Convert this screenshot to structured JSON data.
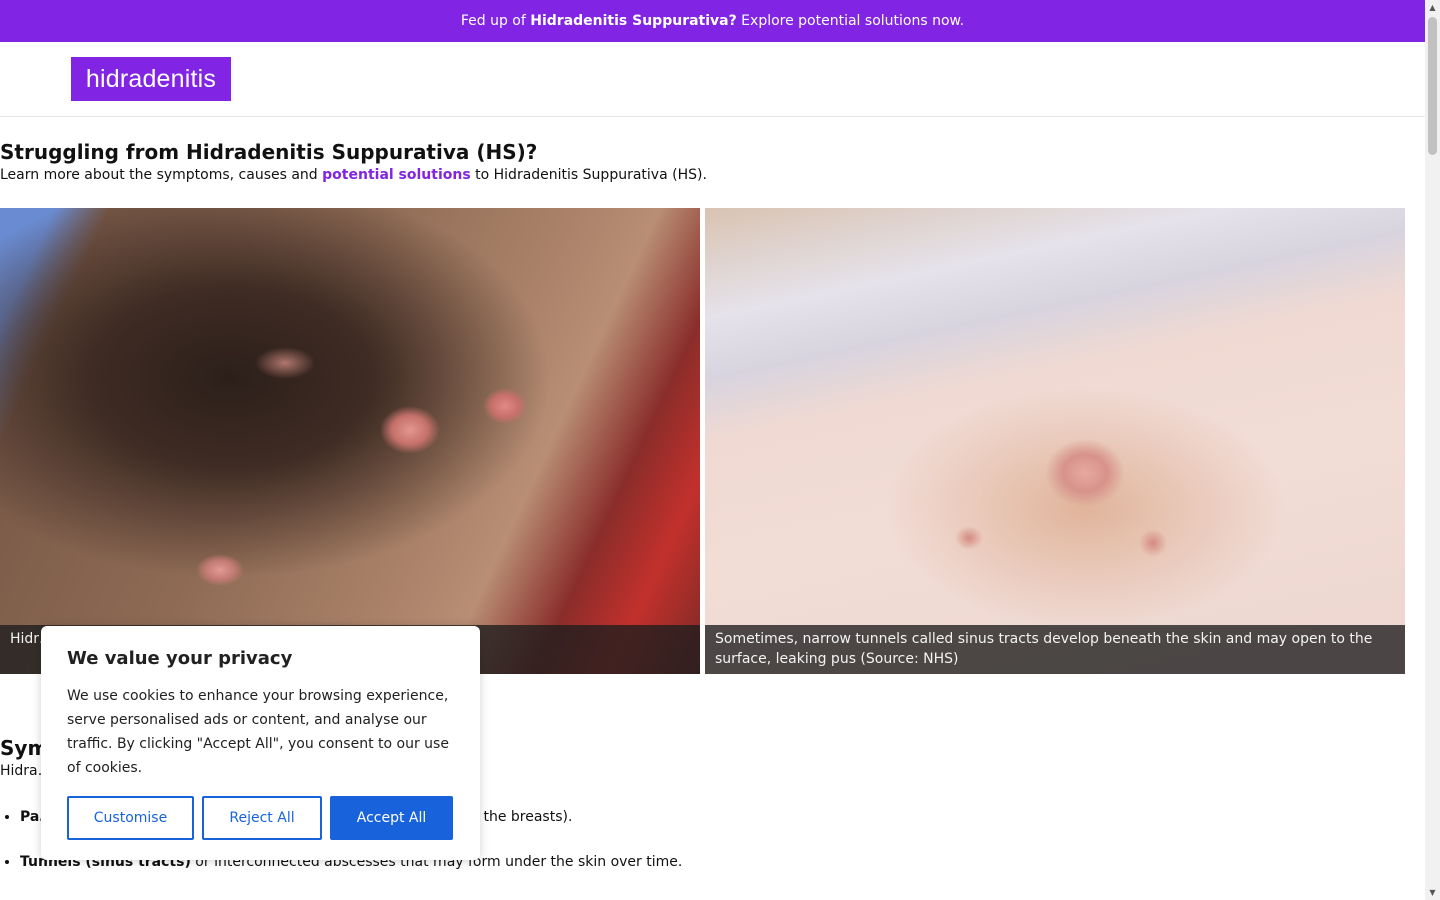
{
  "banner": {
    "prefix": "Fed up of ",
    "bold": "Hidradenitis Suppurativa?",
    "suffix": " Explore potential solutions now."
  },
  "header": {
    "logo_text": "hidradenitis"
  },
  "intro": {
    "heading": "Struggling from Hidradenitis Suppurativa (HS)?",
    "text_before": "Learn more about the symptoms, causes and ",
    "link_text": "potential solutions",
    "text_after": " to Hidradenitis Suppurativa (HS)."
  },
  "figures": [
    {
      "caption": "Hidr… form on the skin’s surface (Sou…"
    },
    {
      "caption": "Sometimes, narrow tunnels called sinus tracts develop beneath the skin and may open to the surface, leaking pus (Source: NHS)"
    }
  ],
  "symptoms": {
    "heading": "Sym… S)",
    "intro": "Hidra… ed by:",
    "items": [
      {
        "bold": "Pa…",
        "text": " skin rubs together (e.g., armpits, groin, buttocks, and under the breasts)."
      },
      {
        "bold": "Tunnels (sinus tracts)",
        "text": " or interconnected abscesses that may form under the skin over time."
      }
    ]
  },
  "cookie": {
    "title": "We value your privacy",
    "body": "We use cookies to enhance your browsing experience, serve personalised ads or content, and analyse our traffic. By clicking \"Accept All\", you consent to our use of cookies.",
    "customise": "Customise",
    "reject": "Reject All",
    "accept": "Accept All"
  },
  "colors": {
    "brand": "#8224e3",
    "cookie_button": "#1863dc"
  }
}
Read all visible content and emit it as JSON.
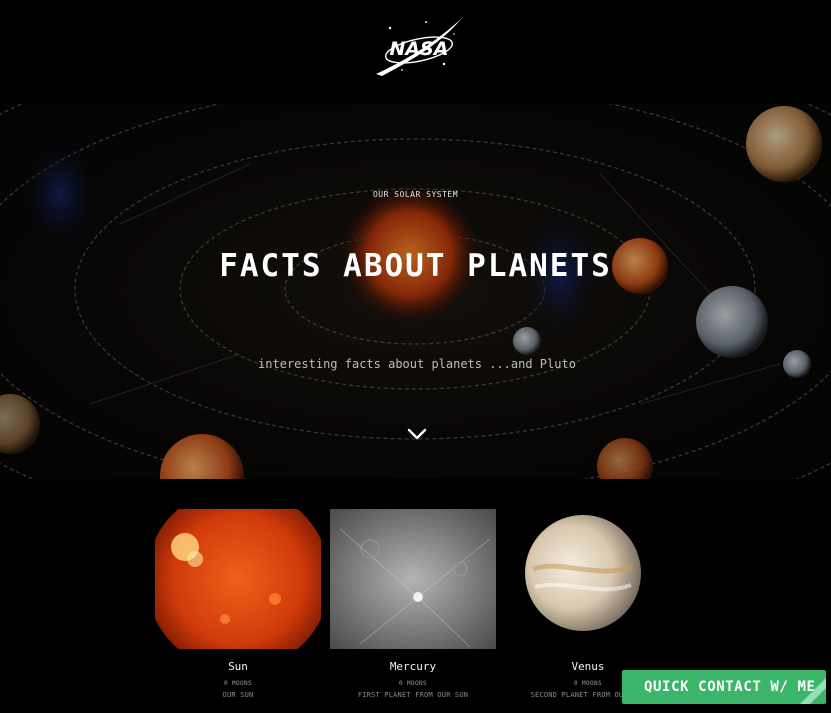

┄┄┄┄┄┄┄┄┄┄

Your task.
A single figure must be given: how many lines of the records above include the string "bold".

Output for this task.
3